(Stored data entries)
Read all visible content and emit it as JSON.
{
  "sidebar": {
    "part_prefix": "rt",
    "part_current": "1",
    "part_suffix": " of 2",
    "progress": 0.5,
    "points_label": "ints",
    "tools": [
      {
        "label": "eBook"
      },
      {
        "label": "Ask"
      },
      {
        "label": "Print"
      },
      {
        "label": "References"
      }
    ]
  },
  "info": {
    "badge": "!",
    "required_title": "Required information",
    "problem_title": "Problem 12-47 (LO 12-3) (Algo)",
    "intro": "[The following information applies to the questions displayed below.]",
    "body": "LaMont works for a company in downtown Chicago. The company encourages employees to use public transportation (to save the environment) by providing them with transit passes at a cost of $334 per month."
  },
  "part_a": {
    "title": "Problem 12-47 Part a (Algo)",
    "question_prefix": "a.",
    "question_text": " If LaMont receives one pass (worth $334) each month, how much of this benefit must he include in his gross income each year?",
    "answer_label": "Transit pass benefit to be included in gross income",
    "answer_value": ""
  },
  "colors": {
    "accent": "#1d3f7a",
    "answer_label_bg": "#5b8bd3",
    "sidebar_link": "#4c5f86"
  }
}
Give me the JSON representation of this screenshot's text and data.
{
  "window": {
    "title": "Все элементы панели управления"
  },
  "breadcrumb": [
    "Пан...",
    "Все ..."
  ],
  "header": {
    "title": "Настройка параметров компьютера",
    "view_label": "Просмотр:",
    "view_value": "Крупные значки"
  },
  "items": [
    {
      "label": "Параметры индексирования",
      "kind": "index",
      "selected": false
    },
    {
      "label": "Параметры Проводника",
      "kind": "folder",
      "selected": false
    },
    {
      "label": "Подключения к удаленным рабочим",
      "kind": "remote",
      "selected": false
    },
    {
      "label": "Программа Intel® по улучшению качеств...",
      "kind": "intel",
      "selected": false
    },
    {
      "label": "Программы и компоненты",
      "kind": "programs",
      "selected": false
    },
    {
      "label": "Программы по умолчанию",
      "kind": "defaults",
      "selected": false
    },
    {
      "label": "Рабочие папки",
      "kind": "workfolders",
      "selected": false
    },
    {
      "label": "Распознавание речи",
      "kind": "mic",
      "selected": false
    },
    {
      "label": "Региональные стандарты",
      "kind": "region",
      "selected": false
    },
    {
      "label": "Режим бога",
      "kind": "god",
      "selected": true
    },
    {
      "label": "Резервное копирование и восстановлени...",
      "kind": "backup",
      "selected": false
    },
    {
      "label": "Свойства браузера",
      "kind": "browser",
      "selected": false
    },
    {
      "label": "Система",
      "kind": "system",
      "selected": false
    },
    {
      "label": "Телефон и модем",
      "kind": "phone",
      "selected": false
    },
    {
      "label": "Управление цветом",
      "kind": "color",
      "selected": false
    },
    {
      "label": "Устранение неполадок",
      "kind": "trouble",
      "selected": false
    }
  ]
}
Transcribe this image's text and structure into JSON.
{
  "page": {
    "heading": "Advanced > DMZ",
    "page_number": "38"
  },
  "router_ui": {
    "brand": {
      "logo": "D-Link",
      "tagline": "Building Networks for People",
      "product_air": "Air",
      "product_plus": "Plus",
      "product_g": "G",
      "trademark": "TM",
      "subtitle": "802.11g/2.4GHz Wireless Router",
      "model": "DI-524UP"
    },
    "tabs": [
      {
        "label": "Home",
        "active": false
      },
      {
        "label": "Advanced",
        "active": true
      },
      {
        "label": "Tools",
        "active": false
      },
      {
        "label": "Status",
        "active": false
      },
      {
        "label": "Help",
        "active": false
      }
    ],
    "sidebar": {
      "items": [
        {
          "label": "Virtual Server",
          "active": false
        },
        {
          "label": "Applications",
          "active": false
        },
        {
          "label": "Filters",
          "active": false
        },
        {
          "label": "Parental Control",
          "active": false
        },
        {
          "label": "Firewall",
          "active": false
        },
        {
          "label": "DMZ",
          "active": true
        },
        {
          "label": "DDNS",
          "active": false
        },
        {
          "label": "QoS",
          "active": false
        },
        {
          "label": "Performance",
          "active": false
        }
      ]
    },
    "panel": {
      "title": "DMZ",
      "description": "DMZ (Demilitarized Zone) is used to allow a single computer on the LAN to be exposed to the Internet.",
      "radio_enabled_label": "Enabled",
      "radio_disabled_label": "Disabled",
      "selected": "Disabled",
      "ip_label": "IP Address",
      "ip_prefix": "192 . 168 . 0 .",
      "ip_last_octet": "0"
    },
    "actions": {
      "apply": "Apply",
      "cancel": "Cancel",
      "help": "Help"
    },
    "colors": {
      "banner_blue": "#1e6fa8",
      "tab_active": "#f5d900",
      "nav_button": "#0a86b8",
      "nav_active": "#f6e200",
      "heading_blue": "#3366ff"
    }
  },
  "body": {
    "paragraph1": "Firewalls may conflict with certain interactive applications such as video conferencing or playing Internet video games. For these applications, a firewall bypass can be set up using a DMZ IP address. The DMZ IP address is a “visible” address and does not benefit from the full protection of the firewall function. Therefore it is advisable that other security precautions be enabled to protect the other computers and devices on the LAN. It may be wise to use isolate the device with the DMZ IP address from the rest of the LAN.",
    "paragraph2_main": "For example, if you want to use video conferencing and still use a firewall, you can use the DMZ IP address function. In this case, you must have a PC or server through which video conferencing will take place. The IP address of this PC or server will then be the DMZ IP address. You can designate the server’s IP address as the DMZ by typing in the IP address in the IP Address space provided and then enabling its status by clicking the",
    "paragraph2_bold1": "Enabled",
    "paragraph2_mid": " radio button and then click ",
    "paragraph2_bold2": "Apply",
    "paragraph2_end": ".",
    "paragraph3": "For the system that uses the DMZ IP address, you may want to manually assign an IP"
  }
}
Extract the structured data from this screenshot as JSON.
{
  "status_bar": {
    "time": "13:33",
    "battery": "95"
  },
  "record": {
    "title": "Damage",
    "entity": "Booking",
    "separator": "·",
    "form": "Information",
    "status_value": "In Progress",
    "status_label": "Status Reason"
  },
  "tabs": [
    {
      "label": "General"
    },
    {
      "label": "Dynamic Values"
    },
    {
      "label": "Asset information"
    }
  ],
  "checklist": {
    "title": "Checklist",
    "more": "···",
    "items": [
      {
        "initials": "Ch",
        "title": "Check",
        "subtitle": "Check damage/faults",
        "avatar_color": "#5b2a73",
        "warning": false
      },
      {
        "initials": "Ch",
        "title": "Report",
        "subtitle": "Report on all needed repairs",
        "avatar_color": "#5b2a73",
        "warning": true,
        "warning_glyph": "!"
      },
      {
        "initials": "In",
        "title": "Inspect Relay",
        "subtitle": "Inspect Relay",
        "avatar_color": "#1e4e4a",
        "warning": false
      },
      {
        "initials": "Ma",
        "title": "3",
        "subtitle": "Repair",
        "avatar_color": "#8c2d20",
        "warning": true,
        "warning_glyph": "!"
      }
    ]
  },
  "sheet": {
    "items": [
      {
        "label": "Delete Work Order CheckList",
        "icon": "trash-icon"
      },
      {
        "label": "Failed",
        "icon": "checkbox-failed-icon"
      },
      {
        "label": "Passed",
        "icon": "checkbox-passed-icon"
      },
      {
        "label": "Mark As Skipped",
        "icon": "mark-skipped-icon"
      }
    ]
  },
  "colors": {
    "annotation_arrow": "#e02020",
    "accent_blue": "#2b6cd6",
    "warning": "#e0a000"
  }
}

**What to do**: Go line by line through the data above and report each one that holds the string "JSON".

**Reply to the task**:
Read all visible content and emit it as JSON.
Give me the JSON representation of this screenshot's text and data.
Transcribe this image's text and structure into JSON.
Extract the structured data from this screenshot as JSON.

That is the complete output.